__Your instructions__:
The entries must be restated exactly as written.

__Data provided__:
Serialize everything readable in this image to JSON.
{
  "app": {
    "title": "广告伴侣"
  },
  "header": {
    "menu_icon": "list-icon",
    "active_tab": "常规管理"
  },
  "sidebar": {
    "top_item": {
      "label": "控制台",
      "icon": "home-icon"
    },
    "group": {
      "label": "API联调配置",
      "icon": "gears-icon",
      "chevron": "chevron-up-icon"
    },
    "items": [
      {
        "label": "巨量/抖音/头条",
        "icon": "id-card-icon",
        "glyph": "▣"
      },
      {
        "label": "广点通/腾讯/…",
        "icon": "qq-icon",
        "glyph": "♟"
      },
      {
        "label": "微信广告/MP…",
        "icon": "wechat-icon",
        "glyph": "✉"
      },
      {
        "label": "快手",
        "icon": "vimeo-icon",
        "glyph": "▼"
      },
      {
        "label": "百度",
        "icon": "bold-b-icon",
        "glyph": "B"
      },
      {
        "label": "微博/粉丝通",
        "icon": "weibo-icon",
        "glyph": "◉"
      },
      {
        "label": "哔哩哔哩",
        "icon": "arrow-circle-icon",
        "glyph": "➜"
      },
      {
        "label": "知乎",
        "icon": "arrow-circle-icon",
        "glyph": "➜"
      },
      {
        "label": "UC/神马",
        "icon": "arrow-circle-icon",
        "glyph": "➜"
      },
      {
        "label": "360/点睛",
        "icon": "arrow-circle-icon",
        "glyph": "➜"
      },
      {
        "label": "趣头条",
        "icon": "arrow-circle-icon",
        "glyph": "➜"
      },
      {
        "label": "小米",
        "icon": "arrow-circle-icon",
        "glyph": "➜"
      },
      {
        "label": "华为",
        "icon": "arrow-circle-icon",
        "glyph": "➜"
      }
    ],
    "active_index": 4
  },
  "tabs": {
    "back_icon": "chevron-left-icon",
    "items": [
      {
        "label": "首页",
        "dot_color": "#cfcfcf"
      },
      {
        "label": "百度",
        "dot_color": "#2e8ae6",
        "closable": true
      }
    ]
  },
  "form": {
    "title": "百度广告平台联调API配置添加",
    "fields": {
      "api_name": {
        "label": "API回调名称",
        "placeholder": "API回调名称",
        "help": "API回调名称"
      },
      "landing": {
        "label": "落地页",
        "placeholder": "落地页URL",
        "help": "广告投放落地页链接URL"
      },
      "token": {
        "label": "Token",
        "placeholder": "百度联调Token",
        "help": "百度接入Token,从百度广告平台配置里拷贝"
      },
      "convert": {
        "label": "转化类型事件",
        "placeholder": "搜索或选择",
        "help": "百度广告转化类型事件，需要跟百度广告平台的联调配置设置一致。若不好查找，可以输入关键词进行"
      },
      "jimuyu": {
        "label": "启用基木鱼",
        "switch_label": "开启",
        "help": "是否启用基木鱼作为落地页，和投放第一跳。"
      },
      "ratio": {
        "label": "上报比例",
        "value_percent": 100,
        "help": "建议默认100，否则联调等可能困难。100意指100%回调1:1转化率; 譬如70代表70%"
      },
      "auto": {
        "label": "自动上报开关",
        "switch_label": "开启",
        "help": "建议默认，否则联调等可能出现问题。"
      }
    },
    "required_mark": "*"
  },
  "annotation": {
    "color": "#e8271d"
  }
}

__Response__:
Serialize everything readable in this image to JSON.
{
  "app": {
    "title": "广告伴侣"
  },
  "header": {
    "menu_icon": "list-icon",
    "active_tab": "常规管理"
  },
  "sidebar": {
    "top_item": {
      "label": "控制台",
      "icon": "home-icon"
    },
    "group": {
      "label": "API联调配置",
      "icon": "gears-icon",
      "chevron": "chevron-up-icon"
    },
    "items": [
      {
        "label": "巨量/抖音/头条",
        "icon": "id-card-icon",
        "glyph": "▣"
      },
      {
        "label": "广点通/腾讯/…",
        "icon": "qq-icon",
        "glyph": "♟"
      },
      {
        "label": "微信广告/MP…",
        "icon": "wechat-icon",
        "glyph": "✉"
      },
      {
        "label": "快手",
        "icon": "vimeo-icon",
        "glyph": "▼"
      },
      {
        "label": "百度",
        "icon": "bold-b-icon",
        "glyph": "B"
      },
      {
        "label": "微博/粉丝通",
        "icon": "weibo-icon",
        "glyph": "◉"
      },
      {
        "label": "哔哩哔哩",
        "icon": "arrow-circle-icon",
        "glyph": "➜"
      },
      {
        "label": "知乎",
        "icon": "arrow-circle-icon",
        "glyph": "➜"
      },
      {
        "label": "UC/神马",
        "icon": "arrow-circle-icon",
        "glyph": "➜"
      },
      {
        "label": "360/点睛",
        "icon": "arrow-circle-icon",
        "glyph": "➜"
      },
      {
        "label": "趣头条",
        "icon": "arrow-circle-icon",
        "glyph": "➜"
      },
      {
        "label": "小米",
        "icon": "arrow-circle-icon",
        "glyph": "➜"
      },
      {
        "label": "华为",
        "icon": "arrow-circle-icon",
        "glyph": "➜"
      }
    ],
    "active_index": 4
  },
  "tabs": {
    "back_icon": "chevron-left-icon",
    "items": [
      {
        "label": "首页",
        "dot_color": "#cfcfcf"
      },
      {
        "label": "百度",
        "dot_color": "#2e8ae6",
        "closable": true
      }
    ]
  },
  "form": {
    "title": "百度广告平台联调API配置添加",
    "fields": {
      "api_name": {
        "label": "API回调名称",
        "placeholder": "API回调名称",
        "help": "API回调名称"
      },
      "landing": {
        "label": "落地页",
        "placeholder": "落地页URL",
        "help": "广告投放落地页链接URL"
      },
      "token": {
        "label": "Token",
        "placeholder": "百度联调Token",
        "help": "百度接入Token,从百度广告平台配置里拷贝"
      },
      "convert": {
        "label": "转化类型事件",
        "placeholder": "搜索或选择",
        "help": "百度广告转化类型事件，需要跟百度广告平台的联调配置设置一致。若不好查找，可以输入关键词进行"
      },
      "jimuyu": {
        "label": "启用基木鱼",
        "switch_label": "开启",
        "help": "是否启用基木鱼作为落地页，和投放第一跳。"
      },
      "ratio": {
        "label": "上报比例",
        "value_percent": 100,
        "help": "建议默认100，否则联调等可能困难。100意指100%回调1:1转化率; 譬如70代表70%"
      },
      "auto": {
        "label": "自动上报开关",
        "switch_label": "开启",
        "help": "建议默认，否则联调等可能出现问题。"
      }
    },
    "required_mark": "*"
  },
  "annotation": {
    "color": "#e8271d"
  }
}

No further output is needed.